In the 2020-2030 period, India is projected to grow at a CAGR (compound annual growth rate) of 12 per cent. This means the production of antibiotics is likely to more than double in this decade.
Becoming foresighted means we need to assess whether in that backdrop we need to do more to curb pronounced environmental factors to
prevent the spread of AMR. We right now need concerted actions to arrest environmental AMR by addressing its major determinants – untreated hospital wastewater, pharmaceutical pollution and poor conditions for Water, Sanitation and Hygiene (WASH).
We also need better implementation of our rules on tightened sale of antibiotics – by states, pharmacies, healthcare professionals, responsible citizens, and other stakeholders in agriculture and animal husbandry.
Let’s admit it upfront, AMR can’t be resolved just by the government’s action alone. It needs a whole of society approach with participation from all fronts i.e., hospitals, industry, civil society organisations, pharmaceutical companies, and the citizens. Our healthcare ecosystems need to ensure that there is no over-prescription of antibiotics, and hospital wastewater is treated to weed out antibiotic waste.
The pharmaceutical sector should realise the long-term impact of AMR — once antibiotics stop working before new ones are discovered, their usage will go down and their production will suffer. Having controls in place right now augurs well for the future of the entire pharma sector and humanity in general.
India as a pharma-super power can set an example in the world by implementing good manufacturing practices which lower the concentration of antibiotics in effluents.
And lastly, an appeal to all my fellow citizens. We all have self-medicated occasionally, and we need to stop this practice. Just in the last decade, our antibiotic consumption has gone up by 103 per cent. As responsible citizens let’s resolve to not self-medicate with antibiotics and put an end to our habit of popping pills without prescription.
When the producers and consumers of antibiotics join hands to fight against AMR, we can surprise ourselves with how soon we can
bring life-saving changes to our society. After suffering the pandemic, we cannot afford to be callous with AMR. If we don’t up our guards now, then the silent pandemic of AMR will hit us hard.
Dr K Madan Gopal is a senior consultant with NITI Aayog.
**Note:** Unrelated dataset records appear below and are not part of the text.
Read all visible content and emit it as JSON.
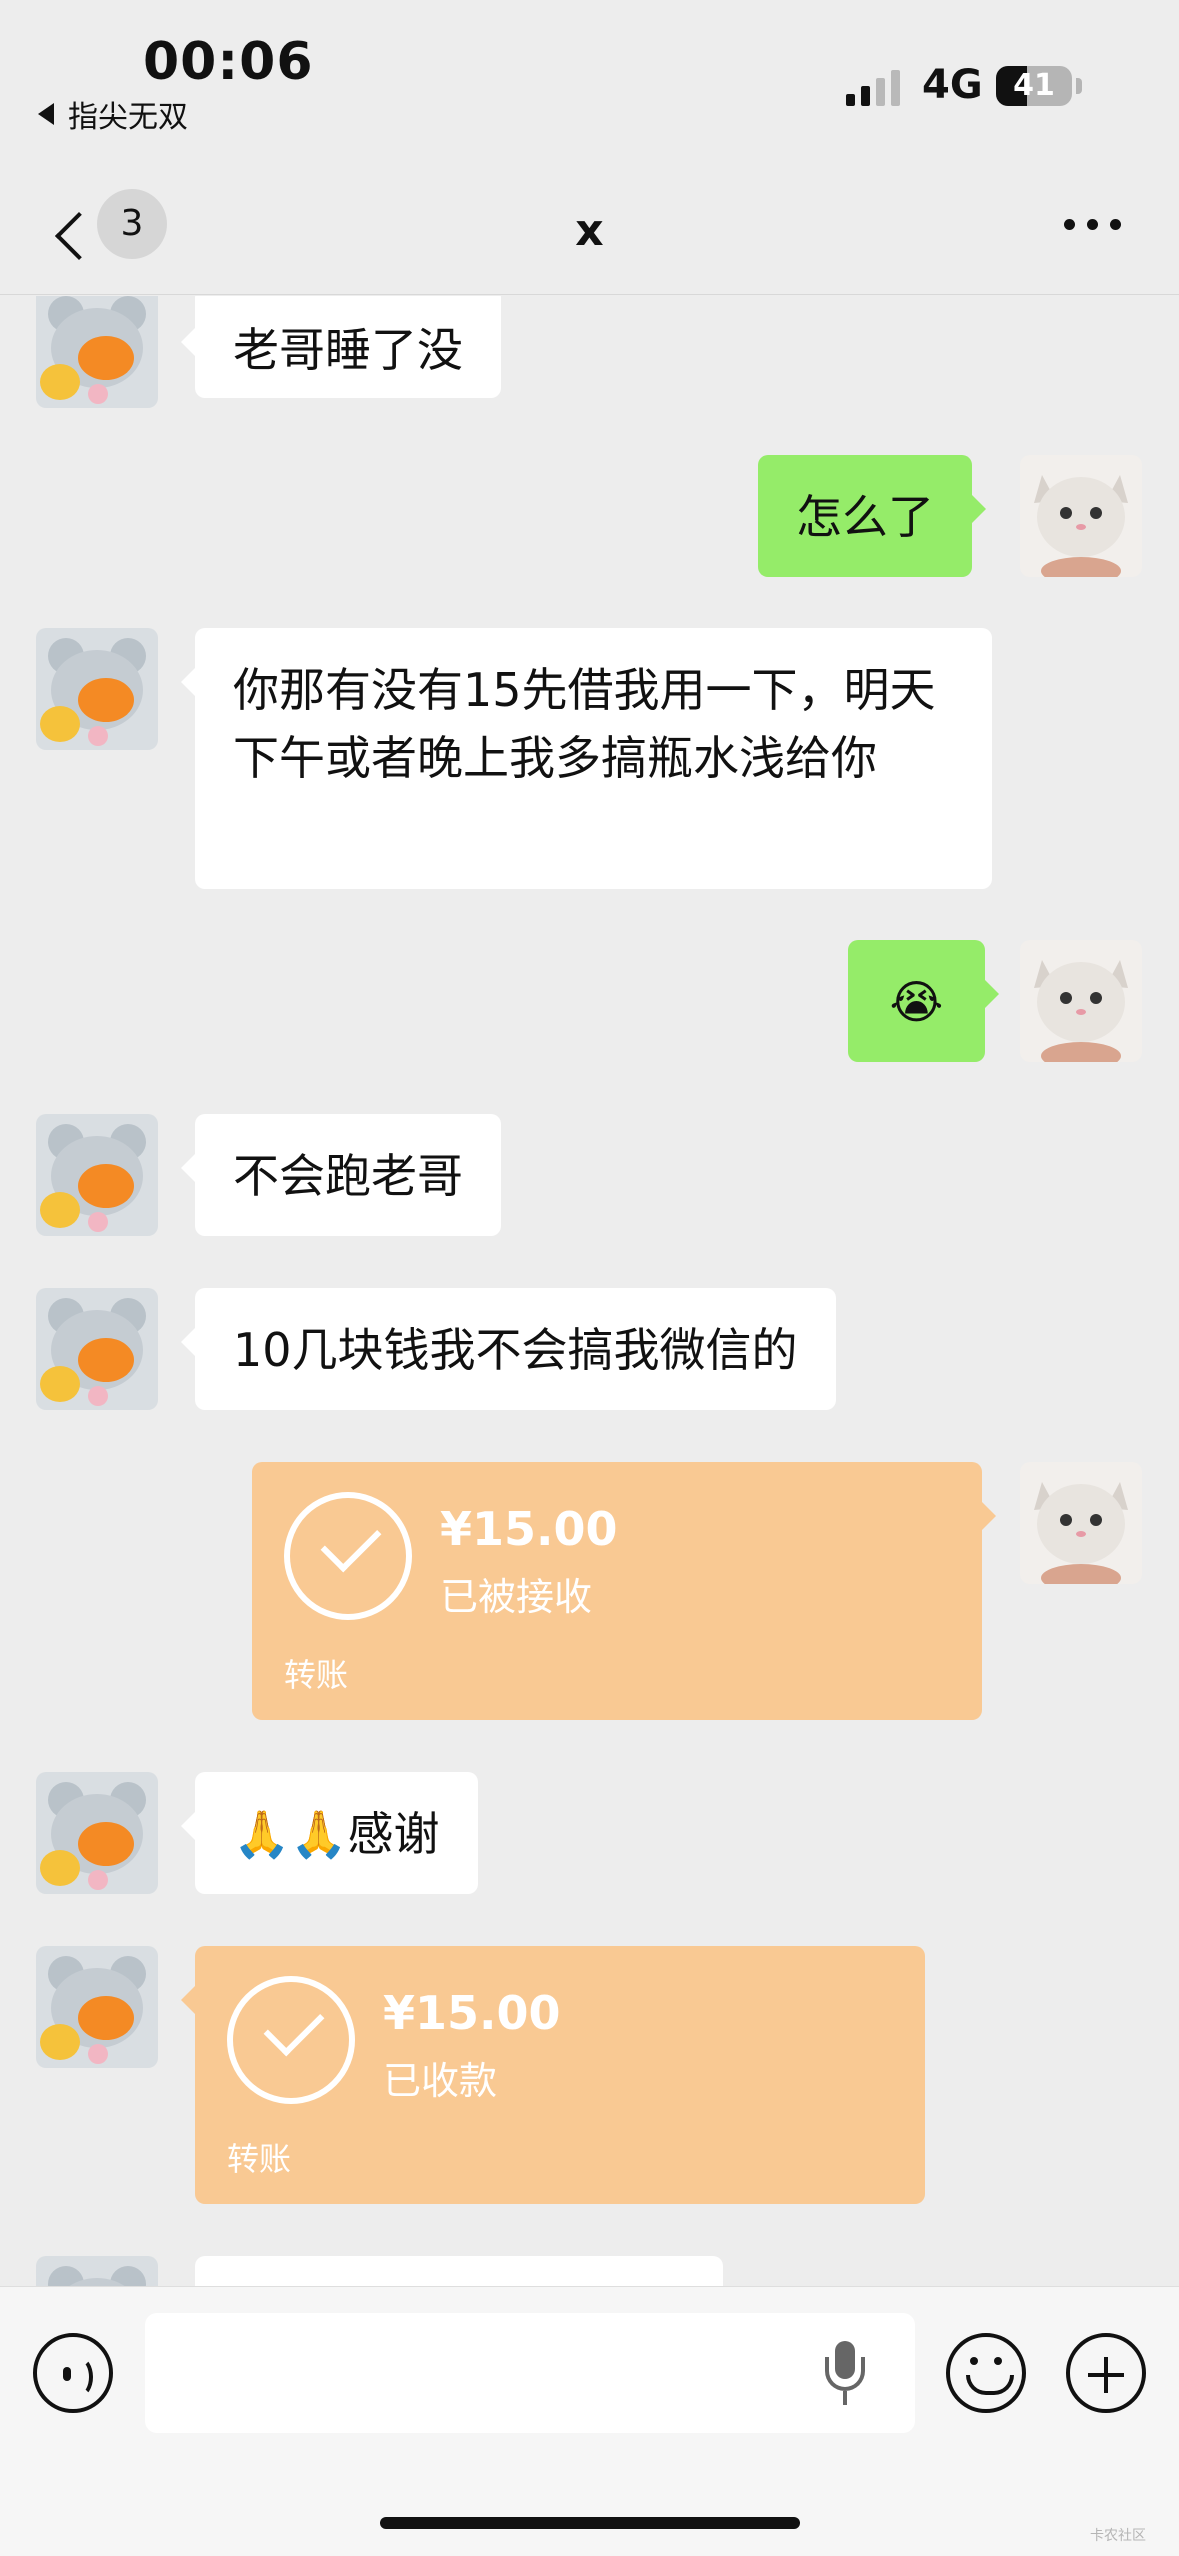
{
  "status_bar": {
    "time": "00:06",
    "back_app": "指尖无双",
    "network": "4G",
    "battery": "41"
  },
  "nav": {
    "unread_count": "3",
    "title": "x"
  },
  "messages": [
    {
      "side": "in",
      "type": "text",
      "text": "老哥睡了没"
    },
    {
      "side": "out",
      "type": "text",
      "text": "怎么了"
    },
    {
      "side": "in",
      "type": "text",
      "text": "你那有没有15先借我用一下，明天下午或者晚上我多搞瓶水浅给你"
    },
    {
      "side": "out",
      "type": "text",
      "text": "😭"
    },
    {
      "side": "in",
      "type": "text",
      "text": "不会跑老哥"
    },
    {
      "side": "in",
      "type": "text",
      "text": "10几块钱我不会搞我微信的"
    },
    {
      "side": "out",
      "type": "transfer",
      "amount": "¥15.00",
      "status": "已被接收",
      "label": "转账"
    },
    {
      "side": "in",
      "type": "text",
      "text": "🙏🙏感谢"
    },
    {
      "side": "in",
      "type": "transfer",
      "amount": "¥15.00",
      "status": "已收款",
      "label": "转账"
    }
  ],
  "input_bar": {
    "placeholder": ""
  },
  "watermark": "卡农社区",
  "colors": {
    "background": "#ededed",
    "incoming_bubble": "#ffffff",
    "outgoing_bubble": "#95ec69",
    "transfer_card": "#f9c993"
  },
  "icons": [
    "voice-icon",
    "microphone-icon",
    "emoji-icon",
    "plus-icon",
    "back-chevron-icon",
    "more-icon"
  ]
}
He is the member of the team behind the implementation of Rashtriya Swasthya Bima Yojana and is now contributing to Ayushman Bharat Pradhan Mantri Jan Arogya Yojana.